(Entries from a dataset of interfaces)
--------

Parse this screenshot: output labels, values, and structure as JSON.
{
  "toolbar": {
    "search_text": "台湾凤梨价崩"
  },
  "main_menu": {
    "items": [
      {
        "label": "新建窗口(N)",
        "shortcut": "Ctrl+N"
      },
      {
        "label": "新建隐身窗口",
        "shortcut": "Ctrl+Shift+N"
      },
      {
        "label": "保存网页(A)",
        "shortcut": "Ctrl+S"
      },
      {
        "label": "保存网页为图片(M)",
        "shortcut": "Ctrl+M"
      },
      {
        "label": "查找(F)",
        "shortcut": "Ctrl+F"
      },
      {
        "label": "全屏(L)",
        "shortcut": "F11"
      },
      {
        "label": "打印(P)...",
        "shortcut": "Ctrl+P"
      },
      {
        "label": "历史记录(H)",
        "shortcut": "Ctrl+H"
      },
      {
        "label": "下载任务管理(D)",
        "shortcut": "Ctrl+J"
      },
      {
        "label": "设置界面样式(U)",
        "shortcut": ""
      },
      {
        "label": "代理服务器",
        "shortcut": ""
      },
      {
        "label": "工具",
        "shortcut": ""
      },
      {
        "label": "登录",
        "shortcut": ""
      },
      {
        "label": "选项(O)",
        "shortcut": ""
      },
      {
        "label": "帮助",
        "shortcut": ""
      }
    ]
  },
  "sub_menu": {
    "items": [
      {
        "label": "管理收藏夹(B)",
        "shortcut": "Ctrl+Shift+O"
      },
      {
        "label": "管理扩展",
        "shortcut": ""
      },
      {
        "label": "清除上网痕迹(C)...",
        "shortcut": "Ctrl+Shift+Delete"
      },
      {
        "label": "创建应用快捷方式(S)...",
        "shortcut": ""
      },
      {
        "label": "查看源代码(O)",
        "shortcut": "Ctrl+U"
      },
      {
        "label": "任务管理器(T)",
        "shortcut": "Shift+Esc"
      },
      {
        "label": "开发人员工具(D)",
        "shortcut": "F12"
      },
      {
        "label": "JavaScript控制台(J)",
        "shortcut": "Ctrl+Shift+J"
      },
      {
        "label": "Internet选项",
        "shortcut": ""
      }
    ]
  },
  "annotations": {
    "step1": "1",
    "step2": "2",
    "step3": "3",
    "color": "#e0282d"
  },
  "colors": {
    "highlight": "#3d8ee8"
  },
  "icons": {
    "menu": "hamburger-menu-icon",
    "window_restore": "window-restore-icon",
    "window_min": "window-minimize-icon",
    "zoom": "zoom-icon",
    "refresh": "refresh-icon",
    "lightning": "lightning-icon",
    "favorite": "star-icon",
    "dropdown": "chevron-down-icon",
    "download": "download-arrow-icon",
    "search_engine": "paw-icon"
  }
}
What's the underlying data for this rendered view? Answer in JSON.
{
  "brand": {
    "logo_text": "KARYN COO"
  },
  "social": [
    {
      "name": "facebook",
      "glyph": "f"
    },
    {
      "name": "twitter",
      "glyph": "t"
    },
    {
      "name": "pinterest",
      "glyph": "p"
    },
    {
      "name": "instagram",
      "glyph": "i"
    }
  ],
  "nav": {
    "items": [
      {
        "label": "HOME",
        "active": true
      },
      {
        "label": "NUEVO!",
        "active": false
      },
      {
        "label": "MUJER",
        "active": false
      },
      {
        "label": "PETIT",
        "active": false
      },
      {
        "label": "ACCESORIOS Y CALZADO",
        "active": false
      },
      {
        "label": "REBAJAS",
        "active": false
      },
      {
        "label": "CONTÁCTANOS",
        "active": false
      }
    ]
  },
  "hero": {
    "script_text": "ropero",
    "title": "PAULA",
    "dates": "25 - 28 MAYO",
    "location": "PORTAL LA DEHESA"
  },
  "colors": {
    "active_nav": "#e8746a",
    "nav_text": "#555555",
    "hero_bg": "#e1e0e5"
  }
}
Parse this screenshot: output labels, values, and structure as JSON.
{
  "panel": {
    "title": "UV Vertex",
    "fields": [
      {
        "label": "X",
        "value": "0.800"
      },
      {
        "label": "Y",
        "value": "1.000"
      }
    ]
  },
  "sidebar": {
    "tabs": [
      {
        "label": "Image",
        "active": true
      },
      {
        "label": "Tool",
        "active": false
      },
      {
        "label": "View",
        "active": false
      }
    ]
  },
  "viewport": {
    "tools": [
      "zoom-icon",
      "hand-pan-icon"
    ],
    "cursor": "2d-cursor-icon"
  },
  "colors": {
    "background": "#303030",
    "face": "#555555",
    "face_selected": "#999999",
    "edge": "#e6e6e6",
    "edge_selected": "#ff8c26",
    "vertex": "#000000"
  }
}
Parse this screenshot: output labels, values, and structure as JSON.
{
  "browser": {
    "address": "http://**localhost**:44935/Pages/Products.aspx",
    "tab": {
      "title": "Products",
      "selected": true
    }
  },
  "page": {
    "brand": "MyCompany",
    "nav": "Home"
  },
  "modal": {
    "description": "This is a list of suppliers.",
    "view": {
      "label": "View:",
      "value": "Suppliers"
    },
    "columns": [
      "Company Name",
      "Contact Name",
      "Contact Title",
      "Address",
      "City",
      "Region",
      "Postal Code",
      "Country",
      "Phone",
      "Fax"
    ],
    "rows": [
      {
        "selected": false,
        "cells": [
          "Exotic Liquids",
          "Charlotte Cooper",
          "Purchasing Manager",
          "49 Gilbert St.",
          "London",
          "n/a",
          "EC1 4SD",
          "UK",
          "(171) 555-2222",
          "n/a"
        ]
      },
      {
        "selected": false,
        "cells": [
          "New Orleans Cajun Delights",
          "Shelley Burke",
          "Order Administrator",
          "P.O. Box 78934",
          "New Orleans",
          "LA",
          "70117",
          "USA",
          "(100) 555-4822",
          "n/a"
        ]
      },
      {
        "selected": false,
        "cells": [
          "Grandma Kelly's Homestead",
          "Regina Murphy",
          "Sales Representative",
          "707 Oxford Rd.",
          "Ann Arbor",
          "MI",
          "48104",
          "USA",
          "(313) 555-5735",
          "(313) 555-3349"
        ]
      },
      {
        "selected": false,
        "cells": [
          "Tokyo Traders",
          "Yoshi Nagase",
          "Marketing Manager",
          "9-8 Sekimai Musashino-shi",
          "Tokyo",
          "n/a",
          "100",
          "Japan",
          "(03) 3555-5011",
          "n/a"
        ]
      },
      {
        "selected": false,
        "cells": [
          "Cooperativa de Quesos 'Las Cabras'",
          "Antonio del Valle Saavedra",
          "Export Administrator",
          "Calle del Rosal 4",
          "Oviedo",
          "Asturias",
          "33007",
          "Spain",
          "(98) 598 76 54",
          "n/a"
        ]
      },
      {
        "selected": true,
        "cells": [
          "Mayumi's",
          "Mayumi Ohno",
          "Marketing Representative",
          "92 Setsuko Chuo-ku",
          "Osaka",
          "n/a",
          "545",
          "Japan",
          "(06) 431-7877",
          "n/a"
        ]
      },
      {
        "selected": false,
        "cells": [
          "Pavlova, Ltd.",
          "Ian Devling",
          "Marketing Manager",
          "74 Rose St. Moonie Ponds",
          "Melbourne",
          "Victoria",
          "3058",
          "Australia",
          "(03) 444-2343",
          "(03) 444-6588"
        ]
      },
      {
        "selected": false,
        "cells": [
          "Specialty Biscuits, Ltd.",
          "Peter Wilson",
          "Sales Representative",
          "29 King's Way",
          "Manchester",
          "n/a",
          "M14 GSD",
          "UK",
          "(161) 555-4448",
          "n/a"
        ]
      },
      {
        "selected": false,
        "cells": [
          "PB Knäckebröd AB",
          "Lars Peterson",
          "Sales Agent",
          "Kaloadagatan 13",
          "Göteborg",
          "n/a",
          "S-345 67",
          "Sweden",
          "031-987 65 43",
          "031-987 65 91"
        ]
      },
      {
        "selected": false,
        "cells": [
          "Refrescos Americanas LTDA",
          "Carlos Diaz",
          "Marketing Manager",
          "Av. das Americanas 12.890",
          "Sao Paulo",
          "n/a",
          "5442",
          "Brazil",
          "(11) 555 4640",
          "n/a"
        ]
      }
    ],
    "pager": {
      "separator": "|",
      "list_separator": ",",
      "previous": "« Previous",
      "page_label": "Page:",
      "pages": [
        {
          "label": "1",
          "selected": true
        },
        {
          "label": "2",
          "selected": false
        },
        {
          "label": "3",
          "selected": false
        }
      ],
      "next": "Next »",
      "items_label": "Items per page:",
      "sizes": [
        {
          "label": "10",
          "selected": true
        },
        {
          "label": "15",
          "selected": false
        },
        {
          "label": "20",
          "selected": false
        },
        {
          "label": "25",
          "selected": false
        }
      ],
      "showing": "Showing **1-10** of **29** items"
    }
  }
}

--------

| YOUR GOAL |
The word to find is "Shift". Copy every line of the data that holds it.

| WORKED SOLUTION |
        "shortcut": "Ctrl+Shift+N"
        "shortcut": "Ctrl+Shift+O"
        "shortcut": "Ctrl+Shift+Delete"
        "shortcut": "Shift+Esc"
        "shortcut": "Ctrl+Shift+J"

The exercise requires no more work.